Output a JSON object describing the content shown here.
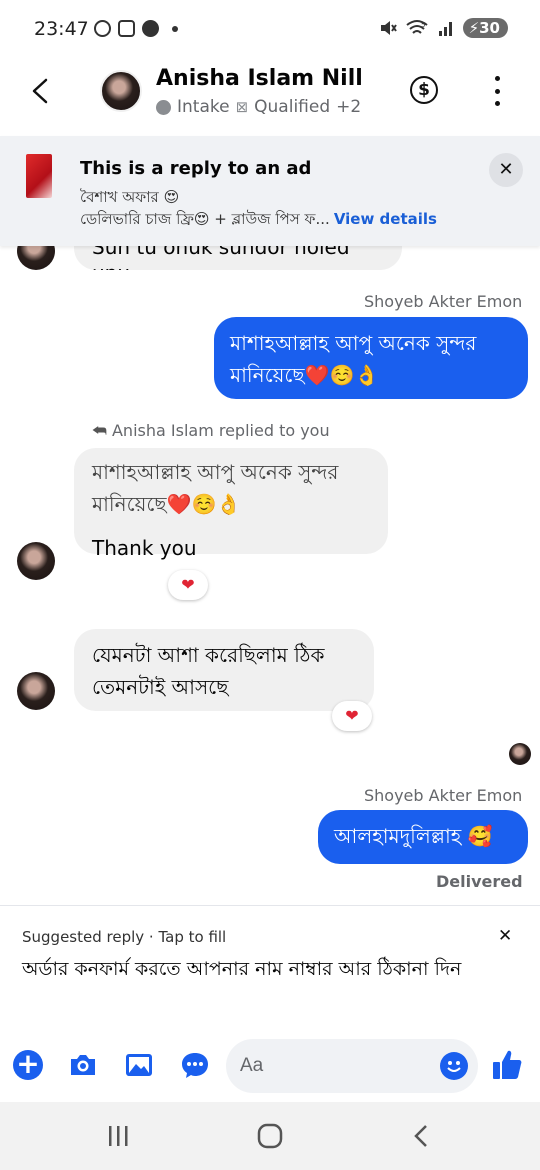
{
  "status_bar": {
    "time": "23:47",
    "battery": "30",
    "network": "5"
  },
  "header": {
    "name": "Anisha Islam Nill",
    "tag1": "Intake",
    "tag2": "Qualified",
    "extra_tags": "+2"
  },
  "ad_banner": {
    "title": "This is a reply to an ad",
    "line1": "বৈশাখ অফার 😍",
    "line2": "ডেলিভারি চাজ ফ্রি😍 + ব্লাউজ পিস ফ...",
    "link": "View details"
  },
  "messages": {
    "partial_top": "Sun tu onuk sundor holed upu",
    "sender_1": "Shoyeb Akter Emon",
    "out_1": "মাশাহআল্লাহ আপু অনেক সুন্দর মানিয়েছে❤️☺️👌",
    "reply_note": "Anisha Islam replied to you",
    "quoted": "মাশাহআল্লাহ আপু অনেক সুন্দর মানিয়েছে❤️☺️👌",
    "in_thanks": "Thank you",
    "reaction_1": "❤",
    "in_2": "যেমনটা আশা করেছিলাম ঠিক তেমনটাই আসছে",
    "reaction_2": "❤",
    "sender_2": "Shoyeb Akter Emon",
    "out_2": "আলহামদুলিল্লাহ 🥰",
    "delivered": "Delivered"
  },
  "suggested": {
    "label": "Suggested reply · Tap to fill",
    "text": "অর্ডার কনফার্ম করতে আপনার নাম নাম্বার আর ঠিকানা দিন"
  },
  "composer": {
    "placeholder": "Aa"
  },
  "colors": {
    "accent": "#1a5fee",
    "incoming_bubble": "#f0f0f0",
    "banner_bg": "#f0f2f5",
    "heart": "#e02434"
  }
}
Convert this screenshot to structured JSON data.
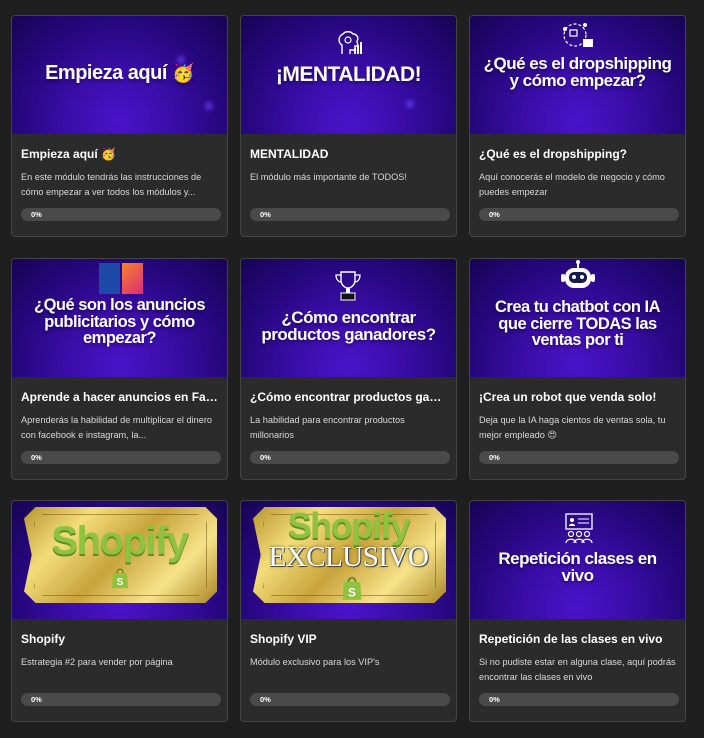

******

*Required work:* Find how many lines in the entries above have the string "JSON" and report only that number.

*Written reply:* 2